Problem – A single number is expected: the count of lines below where the word "method" occurs.
[Entries provided Boundary: Start]
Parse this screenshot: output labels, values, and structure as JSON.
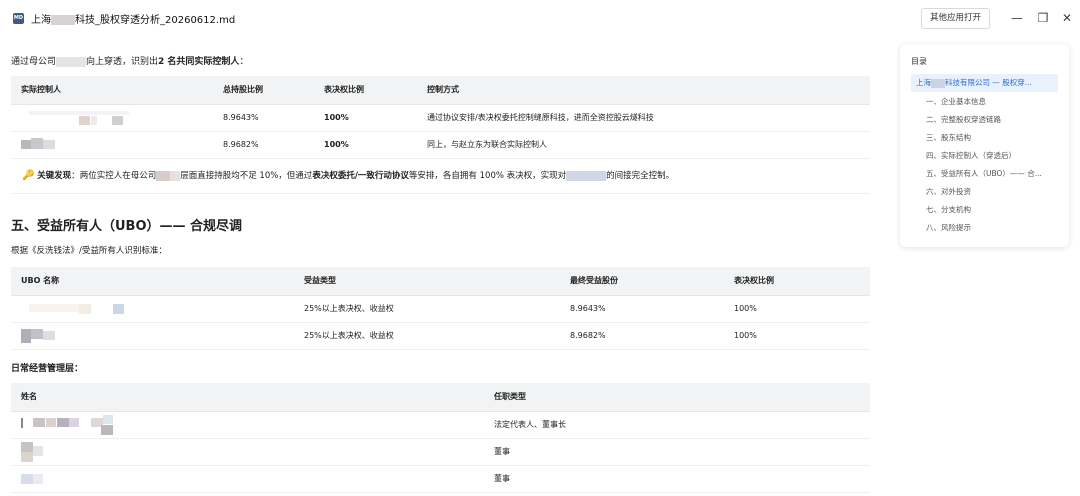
{
  "window": {
    "file_icon_label": "MD",
    "title_prefix": "上海",
    "title_suffix": "科技_股权穿透分析_20260612.md",
    "open_with_label": "其他应用打开"
  },
  "doc": {
    "intro_prefix": "通过母公司",
    "intro_mid": "向上穿透，识别出",
    "intro_bold": "2 名共同实际控制人",
    "intro_end": "：",
    "controller_table": {
      "headers": [
        "实际控制人",
        "总持股比例",
        "表决权比例",
        "控制方式"
      ],
      "rows": [
        {
          "share": "8.9643%",
          "vote": "100%",
          "method": "通过协议安排/表决权委托控制缝原科技，进而全资控股云燧科技"
        },
        {
          "share": "8.9682%",
          "vote": "100%",
          "method": "同上，与赵立东为联合实际控制人"
        }
      ]
    },
    "finding": {
      "label": "关键发现",
      "colon": "：",
      "t1": "两位实控人在母公司",
      "t2": "层面直接持股均不足 10%，但通过",
      "bold": "表决权委托/一致行动协议",
      "t3": "等安排，各自拥有 100% 表决权，实现对",
      "t4": "的间接完全控制。"
    },
    "section5_title": "五、受益所有人（UBO）—— 合规尽调",
    "ubo_standard": "根据《反洗钱法》/受益所有人识别标准：",
    "ubo_table": {
      "headers": [
        "UBO 名称",
        "受益类型",
        "最终受益股份",
        "表决权比例"
      ],
      "rows": [
        {
          "type": "25%以上表决权、收益权",
          "share": "8.9643%",
          "vote": "100%"
        },
        {
          "type": "25%以上表决权、收益权",
          "share": "8.9682%",
          "vote": "100%"
        }
      ]
    },
    "mgmt_title": "日常经营管理层：",
    "mgmt_table": {
      "headers": [
        "姓名",
        "任职类型"
      ],
      "rows": [
        {
          "role": "法定代表人、董事长"
        },
        {
          "role": "董事"
        },
        {
          "role": "董事"
        }
      ]
    }
  },
  "toc": {
    "title": "目录",
    "active_prefix": "上海",
    "active_suffix": "科技有限公司 — 股权穿...",
    "items": [
      "一、企业基本信息",
      "二、完整股权穿透链路",
      "三、股东结构",
      "四、实际控制人（穿透后）",
      "五、受益所有人（UBO）—— 合...",
      "六、对外投资",
      "七、分支机构",
      "八、风险提示"
    ]
  },
  "colors": {
    "accent": "#2f6ad0",
    "toc_active_bg": "#e9f1fd",
    "table_header_bg": "#f2f3f5"
  }
}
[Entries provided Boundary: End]
Problem solution – 2